Supreme Court backs police in Utah drug search case
By Lawrence Hurley
WASHINGTON (Reuters) – The U.S. Supreme Court on Monday widened the ability of prosecutors to use evidence obtained by police during an unlawful stop against a defendant in court in a case involving a Utah man who a narcotics detective found carrying illegal drugs.
The 5-3 decision threw out a lower court’s ruling that key evidence against Edward Strieff, convicted of methamphetamine possession and a related drug charge, was inadmissible because an officer obtained it in violation of the U.S. Constitution’s Fourth Amendment ban on unreasonable searches and seizures.
Three of the court’s liberals dissented, saying the decision gave too much power to the police at the expense of individual rights. Liberal Stephen Breyer joined the court’s four conservatives in the ruling, written by Justice Clarence Thomas.
Strieff’s lawyers contended that his constitutional rights had been violated because, although there was an existing warrant for his arrest, narcotics detective Douglas Fackrell did not know that when he stopped Strieff in a South Salt Lake City parking lot.
In a blistering dissent, Justice Sonia Sotomayor wrote that while Strieff is white, “it is no secret that people of color are disproportionate victims of this type of scrutiny.”
“The court today holds that the discovery of a warrant for an unpaid parking ticket will forgive a police officer’s violation of your Fourth Amendment rights,” she added.
In the 2006 incident at the heart of the case, Fackrell stopped Strieff after seeing him leave a residence that an anonymous tipster had said was being used by drug dealers.
After asking for his identification, the detective realized there was an outstanding warrant for Strieff’s arrest. He then arrested Strieff and searched him, finding a baggie of methamphetamine and drug paraphernalia.

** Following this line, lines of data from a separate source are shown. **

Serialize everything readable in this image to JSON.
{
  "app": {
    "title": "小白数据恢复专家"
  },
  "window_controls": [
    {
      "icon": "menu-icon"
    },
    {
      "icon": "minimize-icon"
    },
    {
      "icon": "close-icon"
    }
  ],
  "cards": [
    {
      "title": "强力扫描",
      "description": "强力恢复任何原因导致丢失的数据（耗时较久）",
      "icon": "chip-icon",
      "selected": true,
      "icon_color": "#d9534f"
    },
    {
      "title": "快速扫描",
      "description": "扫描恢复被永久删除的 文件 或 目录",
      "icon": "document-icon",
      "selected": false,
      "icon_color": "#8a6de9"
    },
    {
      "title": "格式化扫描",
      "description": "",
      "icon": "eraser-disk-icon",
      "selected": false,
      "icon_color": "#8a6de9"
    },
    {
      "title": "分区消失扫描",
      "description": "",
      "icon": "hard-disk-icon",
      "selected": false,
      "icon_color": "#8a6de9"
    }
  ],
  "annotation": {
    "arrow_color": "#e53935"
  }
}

Thomas, writing for the court, said Fackrell was “at most negligent” and that his mistakes were made in good faith.
The evidence obtained from the search was admissible at trial because the discovery of the existing warrant weakened the link between the unlawful stop and the search, Thomas said.
The court previously had allowed evidence from illegal searches in certain other situations, particularly when the police officer acted in good faith.
During the February argument in the case, Sotomayor said a ruling favoring the police would disproportionately impact localities where a large number of people have outstanding arrest warrants such as Ferguson, Missouri, where a white policeman killed an unarmed black 18-year-old in 2014, sparking protests.
(Reporting by Lawrence Hurley; Editing by Will Dunham)